There is a crow outside my window now on a branch just yards from me. He is making quite a racket, an amazing racket. So much more than the caw, caw, caw people know and expect. This crow is clucking, purring, and even seems to sing. Just a moment ago I heard a grinding giggling sound followed by a clicking sound then his full-throated caw, caw caw. Some of the caws sound nasally, but how could a crow have a nasally call?
Whatever this crow is doing, it is working if he’s trying to attract attention. I hear other crows now making grinding barking cawing sounds. Still others in the distance, maybe circling above. I like crows. I especially like crows in the fall of the year when they alone seem alive on a dead grey afternoon. It is very reassuring to have them around screaming the way they do.
I remember one of my first experiences of crows. I was very young at my grandparents’ house on a late autumn day. Parents let children play outdoors alone back then, even very young boys like me, and my grandmother wrapped me up extra tight against the cold and advised me that I might find other children down the block and out I went.
But I didn’t find any other children; I just walked down the street. It was cold, a dry crisp cold. I can’t say for certain what it was, but I remember a scent in the air that was bitter and sharp. Perhaps an old coal furnace still burned down by the river and the scent of it lingered up into our neighborhood.

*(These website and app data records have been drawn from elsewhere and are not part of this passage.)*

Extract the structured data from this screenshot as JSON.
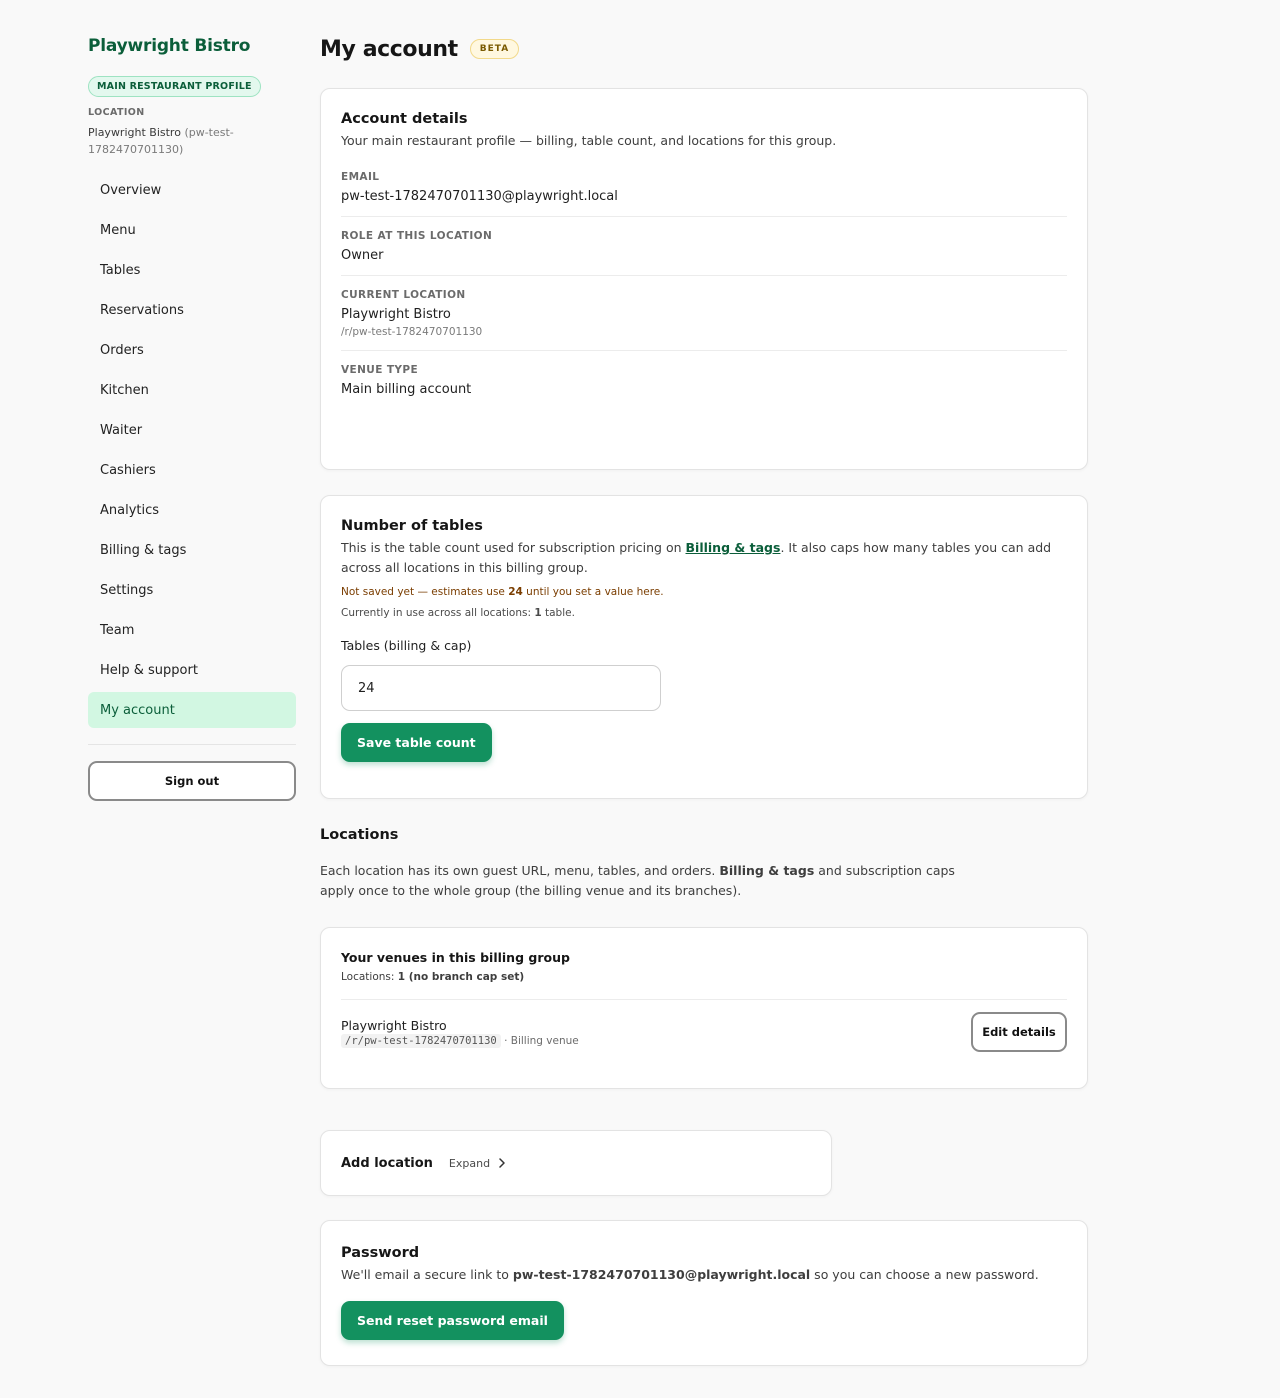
{
  "sidebar": {
    "brand": "Playwright Bistro",
    "profile_badge": "MAIN RESTAURANT PROFILE",
    "location_label": "LOCATION",
    "location_name": "Playwright Bistro",
    "location_slug_line1": "(pw-test-",
    "location_slug_line2": "1782470701130)",
    "nav": [
      {
        "label": "Overview"
      },
      {
        "label": "Menu"
      },
      {
        "label": "Tables"
      },
      {
        "label": "Reservations"
      },
      {
        "label": "Orders"
      },
      {
        "label": "Kitchen"
      },
      {
        "label": "Waiter"
      },
      {
        "label": "Cashiers"
      },
      {
        "label": "Analytics"
      },
      {
        "label": "Billing & tags"
      },
      {
        "label": "Settings"
      },
      {
        "label": "Team"
      },
      {
        "label": "Help & support"
      },
      {
        "label": "My account",
        "active": true
      }
    ],
    "sign_out": "Sign out"
  },
  "header": {
    "title": "My account",
    "badge": "BETA"
  },
  "account_details": {
    "title": "Account details",
    "subtitle": "Your main restaurant profile — billing, table count, and locations for this group.",
    "email_label": "EMAIL",
    "email_value": "pw-test-1782470701130@playwright.local",
    "role_label": "ROLE AT THIS LOCATION",
    "role_value": "Owner",
    "current_location_label": "CURRENT LOCATION",
    "current_location_value": "Playwright Bistro",
    "current_location_path": "/r/pw-test-1782470701130",
    "venue_type_label": "VENUE TYPE",
    "venue_type_value": "Main billing account"
  },
  "tables": {
    "title": "Number of tables",
    "desc_before": "This is the table count used for subscription pricing on ",
    "desc_link": "Billing & tags",
    "desc_after": ". It also caps how many tables you can add across all locations in this billing group.",
    "warn_before": "Not saved yet — estimates use ",
    "warn_value": "24",
    "warn_after": " until you set a value here.",
    "usage_before": "Currently in use across all locations: ",
    "usage_value": "1",
    "usage_after": " table.",
    "input_label": "Tables (billing & cap)",
    "input_value": "24",
    "save_button": "Save table count"
  },
  "locations": {
    "title": "Locations",
    "desc_before": "Each location has its own guest URL, menu, tables, and orders. ",
    "desc_bold": "Billing & tags",
    "desc_after": " and subscription caps apply once to the whole group (the billing venue and its branches).",
    "group_title": "Your venues in this billing group",
    "count_label": "Locations: ",
    "count_value": "1 (no branch cap set)",
    "venue_name": "Playwright Bistro",
    "venue_path": "/r/pw-test-1782470701130",
    "venue_type": "· Billing venue",
    "edit_button": "Edit details"
  },
  "add_location": {
    "title": "Add location",
    "expand": "Expand"
  },
  "password": {
    "title": "Password",
    "desc_before": "We'll email a secure link to ",
    "desc_email": "pw-test-1782470701130@playwright.local",
    "desc_after": " so you can choose a new password.",
    "button": "Send reset password email"
  },
  "colors": {
    "brand_green": "#0b5e3a",
    "primary_button": "#13915f",
    "active_nav_bg": "#d2f7e2",
    "beta_bg": "#fff8e0"
  }
}
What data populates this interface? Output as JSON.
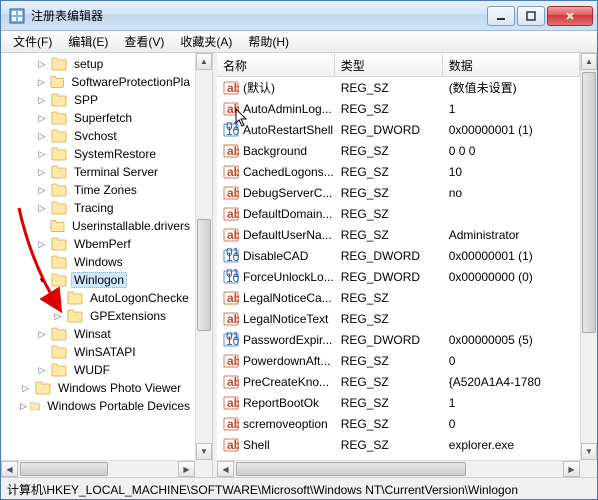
{
  "window": {
    "title": "注册表编辑器"
  },
  "menu": [
    "文件(F)",
    "编辑(E)",
    "查看(V)",
    "收藏夹(A)",
    "帮助(H)"
  ],
  "tree": {
    "items": [
      {
        "indent": 2,
        "exp": "closed",
        "label": "setup"
      },
      {
        "indent": 2,
        "exp": "closed",
        "label": "SoftwareProtectionPla"
      },
      {
        "indent": 2,
        "exp": "closed",
        "label": "SPP"
      },
      {
        "indent": 2,
        "exp": "closed",
        "label": "Superfetch"
      },
      {
        "indent": 2,
        "exp": "closed",
        "label": "Svchost"
      },
      {
        "indent": 2,
        "exp": "closed",
        "label": "SystemRestore"
      },
      {
        "indent": 2,
        "exp": "closed",
        "label": "Terminal Server"
      },
      {
        "indent": 2,
        "exp": "closed",
        "label": "Time Zones"
      },
      {
        "indent": 2,
        "exp": "closed",
        "label": "Tracing"
      },
      {
        "indent": 2,
        "exp": "none",
        "label": "Userinstallable.drivers"
      },
      {
        "indent": 2,
        "exp": "closed",
        "label": "WbemPerf"
      },
      {
        "indent": 2,
        "exp": "none",
        "label": "Windows"
      },
      {
        "indent": 2,
        "exp": "open",
        "label": "Winlogon",
        "selected": true
      },
      {
        "indent": 3,
        "exp": "none",
        "label": "AutoLogonChecke"
      },
      {
        "indent": 3,
        "exp": "closed",
        "label": "GPExtensions"
      },
      {
        "indent": 2,
        "exp": "closed",
        "label": "Winsat"
      },
      {
        "indent": 2,
        "exp": "none",
        "label": "WinSATAPI"
      },
      {
        "indent": 2,
        "exp": "closed",
        "label": "WUDF"
      },
      {
        "indent": 1,
        "exp": "closed",
        "label": "Windows Photo Viewer"
      },
      {
        "indent": 1,
        "exp": "closed",
        "label": "Windows Portable Devices"
      }
    ]
  },
  "columns": {
    "name": "名称",
    "type": "类型",
    "data": "数据"
  },
  "values": [
    {
      "icon": "sz",
      "name": "(默认)",
      "type": "REG_SZ",
      "data": "(数值未设置)"
    },
    {
      "icon": "sz",
      "name": "AutoAdminLog...",
      "type": "REG_SZ",
      "data": "1"
    },
    {
      "icon": "bin",
      "name": "AutoRestartShell",
      "type": "REG_DWORD",
      "data": "0x00000001 (1)"
    },
    {
      "icon": "sz",
      "name": "Background",
      "type": "REG_SZ",
      "data": "0 0 0"
    },
    {
      "icon": "sz",
      "name": "CachedLogons...",
      "type": "REG_SZ",
      "data": "10"
    },
    {
      "icon": "sz",
      "name": "DebugServerC...",
      "type": "REG_SZ",
      "data": "no"
    },
    {
      "icon": "sz",
      "name": "DefaultDomain...",
      "type": "REG_SZ",
      "data": ""
    },
    {
      "icon": "sz",
      "name": "DefaultUserNa...",
      "type": "REG_SZ",
      "data": "Administrator"
    },
    {
      "icon": "bin",
      "name": "DisableCAD",
      "type": "REG_DWORD",
      "data": "0x00000001 (1)"
    },
    {
      "icon": "bin",
      "name": "ForceUnlockLo...",
      "type": "REG_DWORD",
      "data": "0x00000000 (0)"
    },
    {
      "icon": "sz",
      "name": "LegalNoticeCa...",
      "type": "REG_SZ",
      "data": ""
    },
    {
      "icon": "sz",
      "name": "LegalNoticeText",
      "type": "REG_SZ",
      "data": ""
    },
    {
      "icon": "bin",
      "name": "PasswordExpir...",
      "type": "REG_DWORD",
      "data": "0x00000005 (5)"
    },
    {
      "icon": "sz",
      "name": "PowerdownAft...",
      "type": "REG_SZ",
      "data": "0"
    },
    {
      "icon": "sz",
      "name": "PreCreateKno...",
      "type": "REG_SZ",
      "data": "{A520A1A4-1780"
    },
    {
      "icon": "sz",
      "name": "ReportBootOk",
      "type": "REG_SZ",
      "data": "1"
    },
    {
      "icon": "sz",
      "name": "scremoveoption",
      "type": "REG_SZ",
      "data": "0"
    },
    {
      "icon": "sz",
      "name": "Shell",
      "type": "REG_SZ",
      "data": "explorer.exe"
    }
  ],
  "colwidths": {
    "name": 120,
    "type": 110,
    "data": 140
  },
  "status": "计算机\\HKEY_LOCAL_MACHINE\\SOFTWARE\\Microsoft\\Windows NT\\CurrentVersion\\Winlogon"
}
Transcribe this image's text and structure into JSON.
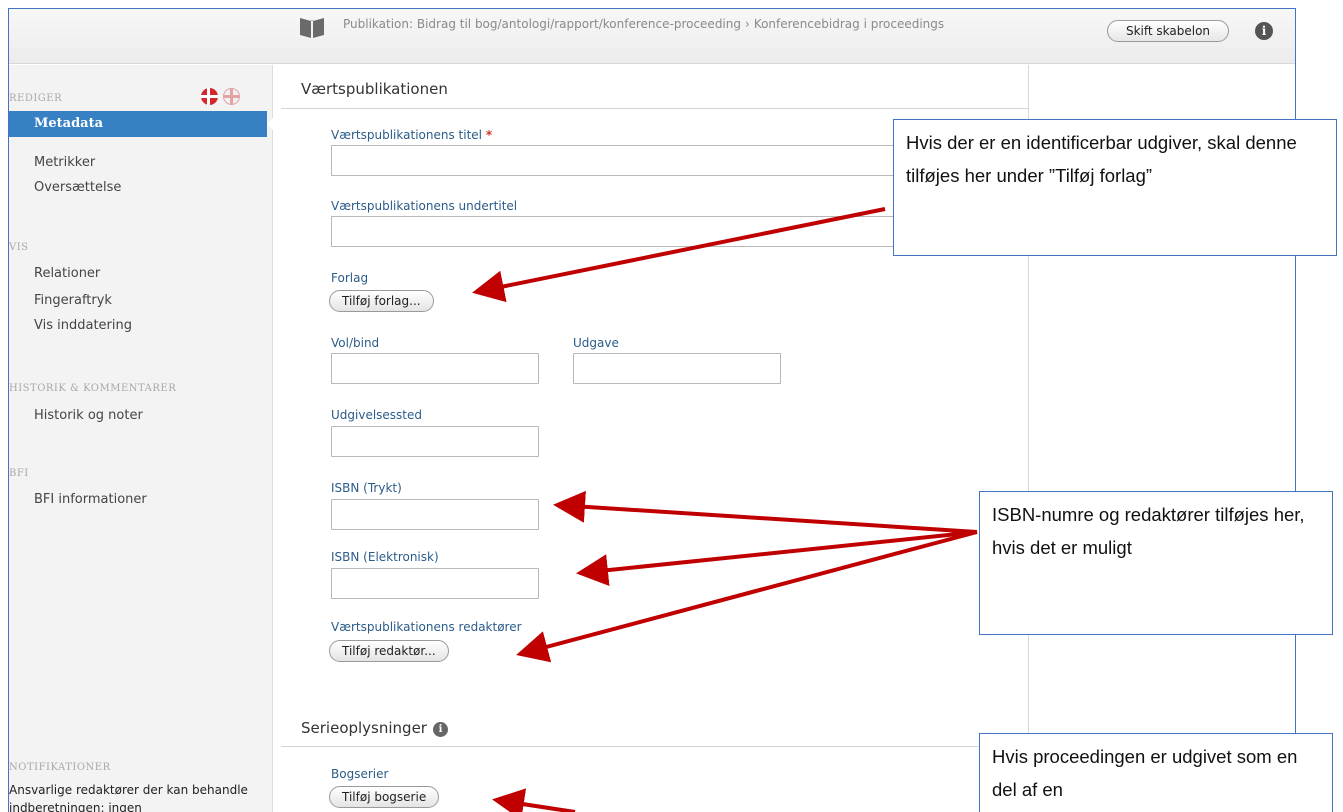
{
  "header": {
    "breadcrumb_1": "Publikation: Bidrag til bog/antologi/rapport/konference-proceeding",
    "breadcrumb_sep": "›",
    "breadcrumb_2": "Konferencebidrag i proceedings",
    "switch_template": "Skift skabelon",
    "info": "i"
  },
  "sidebar": {
    "edit_head": "REDIGER",
    "nav_metadata": "Metadata",
    "nav_metrics": "Metrikker",
    "nav_translation": "Oversættelse",
    "view_head": "VIS",
    "nav_relations": "Relationer",
    "nav_fingerprint": "Fingeraftryk",
    "nav_show_entry": "Vis inddatering",
    "history_head": "HISTORIK & KOMMENTARER",
    "nav_history": "Historik og noter",
    "bfi_head": "BFI",
    "nav_bfi": "BFI informationer",
    "notif_head": "NOTIFIKATIONER",
    "notif_text": "Ansvarlige redaktører der kan behandle indberetningen: ingen"
  },
  "host": {
    "section_title": "Værtspublikationen",
    "title_label": "Værtspublikationens titel",
    "required_mark": "*",
    "title_value": "",
    "subtitle_label": "Værtspublikationens undertitel",
    "subtitle_value": "",
    "publisher_label": "Forlag",
    "add_publisher": "Tilføj forlag...",
    "volume_label": "Vol/bind",
    "volume_value": "",
    "edition_label": "Udgave",
    "edition_value": "",
    "place_label": "Udgivelsessted",
    "place_value": "",
    "isbn_print_label": "ISBN (Trykt)",
    "isbn_print_value": "",
    "isbn_electronic_label": "ISBN (Elektronisk)",
    "isbn_electronic_value": "",
    "editors_label": "Værtspublikationens redaktører",
    "add_editor": "Tilføj redaktør..."
  },
  "series": {
    "section_title": "Serieoplysninger",
    "info": "i",
    "book_series_label": "Bogserier",
    "add_series": "Tilføj bogserie"
  },
  "callouts": {
    "publisher_note": "Hvis der er en identificerbar udgiver, skal denne tilføjes her under ”Tilføj forlag”",
    "isbn_note": "ISBN-numre og redaktører tilføjes her, hvis det er muligt",
    "series_note": "Hvis proceedingen er udgivet som en del af en"
  },
  "colors": {
    "accent": "#3880c4",
    "callout_border": "#4472c4",
    "arrow": "#c00000",
    "label": "#2b5c8a"
  }
}
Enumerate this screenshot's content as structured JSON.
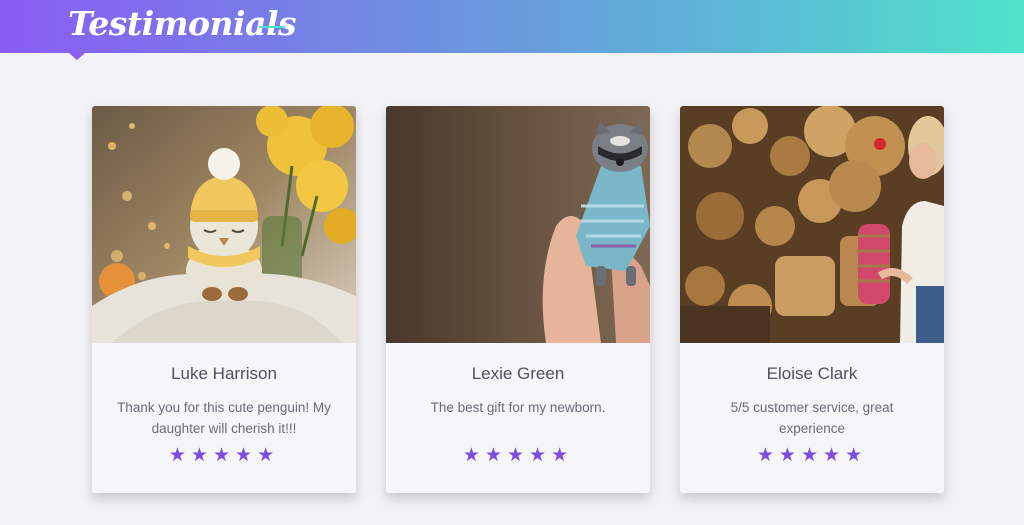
{
  "header": {
    "title": "Testimonials",
    "gradient_start": "#8a5cf5",
    "gradient_end": "#4fe3c9"
  },
  "testimonials": [
    {
      "photo_icon": "crochet-penguin-photo",
      "name": "Luke Harrison",
      "text": "Thank you for this cute penguin! My daughter will cherish it!!!",
      "rating": 5
    },
    {
      "photo_icon": "crochet-raccoon-photo",
      "name": "Lexie Green",
      "text": "The best gift for my newborn.",
      "rating": 5
    },
    {
      "photo_icon": "straw-bags-market-photo",
      "name": "Eloise Clark",
      "text": "5/5 customer service, great experience",
      "rating": 5
    }
  ],
  "star_color": "#7a4fe0"
}
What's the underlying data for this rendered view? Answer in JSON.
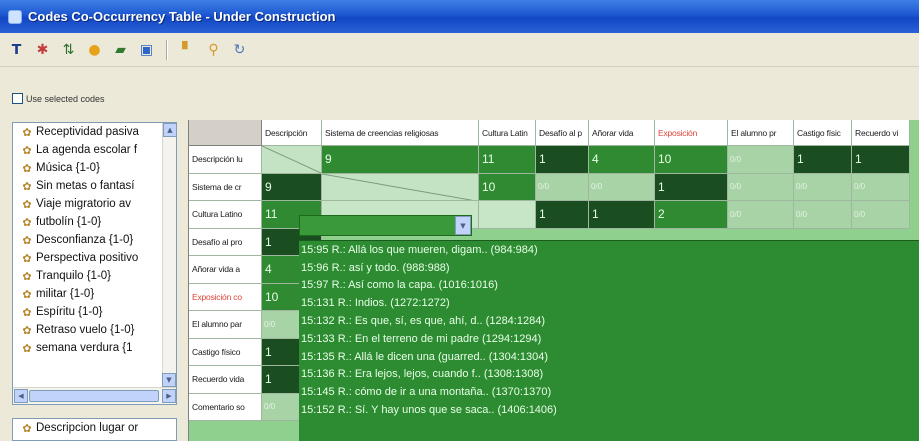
{
  "window": {
    "title": "Codes Co-Occurrency Table - Under Construction"
  },
  "toolbar": {
    "buttons": [
      {
        "name": "filter-icon",
        "glyph": "𝗧",
        "color": "#1b3f8a"
      },
      {
        "name": "snowflake-icon",
        "glyph": "✱",
        "color": "#c33d3d"
      },
      {
        "name": "sort-icon",
        "glyph": "⇅",
        "color": "#2f6e2f"
      },
      {
        "name": "color-palette-icon",
        "glyph": "●",
        "color": "#e8a21a"
      },
      {
        "name": "highlight-icon",
        "glyph": "▰",
        "color": "#2f7a2f"
      },
      {
        "name": "export-icon",
        "glyph": "▣",
        "color": "#2d66c6"
      },
      {
        "name": "pin-icon",
        "glyph": "▘",
        "color": "#d69a2a"
      },
      {
        "name": "code-icon",
        "glyph": "⚲",
        "color": "#d69a2a"
      },
      {
        "name": "refresh-icon",
        "glyph": "↻",
        "color": "#4f73b8"
      }
    ]
  },
  "options": {
    "use_selected_codes": "Use selected codes"
  },
  "codes_list": [
    "Receptividad pasiva",
    "La agenda escolar f",
    "Música {1-0}",
    "Sin metas o fantasí",
    "Viaje migratorio av",
    "futbolín {1-0}",
    "Desconfianza {1-0}",
    "Perspectiva positivo",
    "Tranquilo {1-0}",
    "militar {1-0}",
    "Espíritu {1-0}",
    "Retraso vuelo {1-0}",
    "semana verdura {1"
  ],
  "codes_list_2": [
    "Descripcion lugar or"
  ],
  "table": {
    "columns": [
      {
        "label": "Descripción",
        "red": false
      },
      {
        "label": "Sistema de creencias religiosas",
        "red": false
      },
      {
        "label": "Cultura Latin",
        "red": false
      },
      {
        "label": "Desafío al p",
        "red": false
      },
      {
        "label": "Añorar vida",
        "red": false
      },
      {
        "label": "Exposición",
        "red": true
      },
      {
        "label": "El alumno pr",
        "red": false
      },
      {
        "label": "Castigo físic",
        "red": false
      },
      {
        "label": "Recuerdo vi",
        "red": false
      }
    ],
    "rows": [
      {
        "label": "Descripción lu",
        "red": false,
        "cells": [
          "diag",
          "9",
          "11",
          "1",
          "4",
          "10",
          "",
          "1",
          "1"
        ],
        "styles": [
          "diag",
          "mid",
          "mid",
          "dark",
          "mid",
          "mid",
          "light",
          "dark",
          "dark"
        ]
      },
      {
        "label": "Sistema de cr",
        "red": false,
        "cells": [
          "9",
          "diag",
          "10",
          "",
          "",
          "1",
          "",
          "",
          ""
        ],
        "styles": [
          "dark",
          "diag",
          "mid",
          "light",
          "light",
          "dark",
          "light",
          "light",
          "light"
        ]
      },
      {
        "label": "Cultura Latino",
        "red": false,
        "cells": [
          "11",
          "",
          "",
          "1",
          "1",
          "2",
          "",
          "",
          ""
        ],
        "styles": [
          "mid",
          "combo",
          "empty",
          "dark",
          "dark",
          "mid",
          "light",
          "light",
          "light"
        ]
      },
      {
        "label": "Desafío al pro",
        "red": false,
        "cells": [
          "1"
        ],
        "styles": [
          "dark"
        ]
      },
      {
        "label": "Añorar vida a",
        "red": false,
        "cells": [
          "4"
        ],
        "styles": [
          "mid"
        ]
      },
      {
        "label": "Exposición co",
        "red": true,
        "cells": [
          "10"
        ],
        "styles": [
          "mid"
        ]
      },
      {
        "label": "El alumno par",
        "red": false,
        "cells": [
          ""
        ],
        "styles": [
          "light"
        ]
      },
      {
        "label": "Castigo físico",
        "red": false,
        "cells": [
          "1"
        ],
        "styles": [
          "dark"
        ]
      },
      {
        "label": "Recuerdo vida",
        "red": false,
        "cells": [
          "1"
        ],
        "styles": [
          "dark"
        ]
      },
      {
        "label": "Comentario so",
        "red": false,
        "cells": [
          ""
        ],
        "styles": [
          "light"
        ]
      }
    ],
    "light_cell_text": "0/0"
  },
  "quotes": [
    "15:95 R.: Allá los que mueren, digam.. (984:984)",
    "15:96 R.: así y todo. (988:988)",
    "15:97 R.: Así como la capa. (1016:1016)",
    "15:131 R.: Indios. (1272:1272)",
    "15:132 R.: Es que, sí, es que, ahí, d.. (1284:1284)",
    "15:133 R.: En el terreno de mi padre (1294:1294)",
    "15:135 R.: Allá le dicen una (guarred.. (1304:1304)",
    "15:136 R.: Era lejos, lejos, cuando f.. (1308:1308)",
    "15:145 R.: cómo de ir a una montaña.. (1370:1370)",
    "15:152 R.: Sí. Y hay unos que se saca.. (1406:1406)"
  ],
  "colors": {
    "title_bar": "#1c57d1",
    "cell_mid": "#2f8a32",
    "cell_dark": "#1a4d20",
    "cell_light": "#a7d3a7",
    "highlight_red": "#e0443a"
  }
}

What really stands out in this memory, though, are the crows. They circled above the church at the end of the block and littered a large bare tree that stood frozen and still on the boulevard there. Against the flat grey sky the crows looked like drops of ink spattered here and there. Their absolutely distinct silhouettes fascinated me. The crows were sharp and alive, but had absolutely no depth or detail. I must have stood on the sidewalk looking at those crows for nearly all of the time I was out of the house. They were beautiful to look at and before I turned to go back to the house, I wondered where the crows would go that night.
The crows outside my window have left. Here and gone!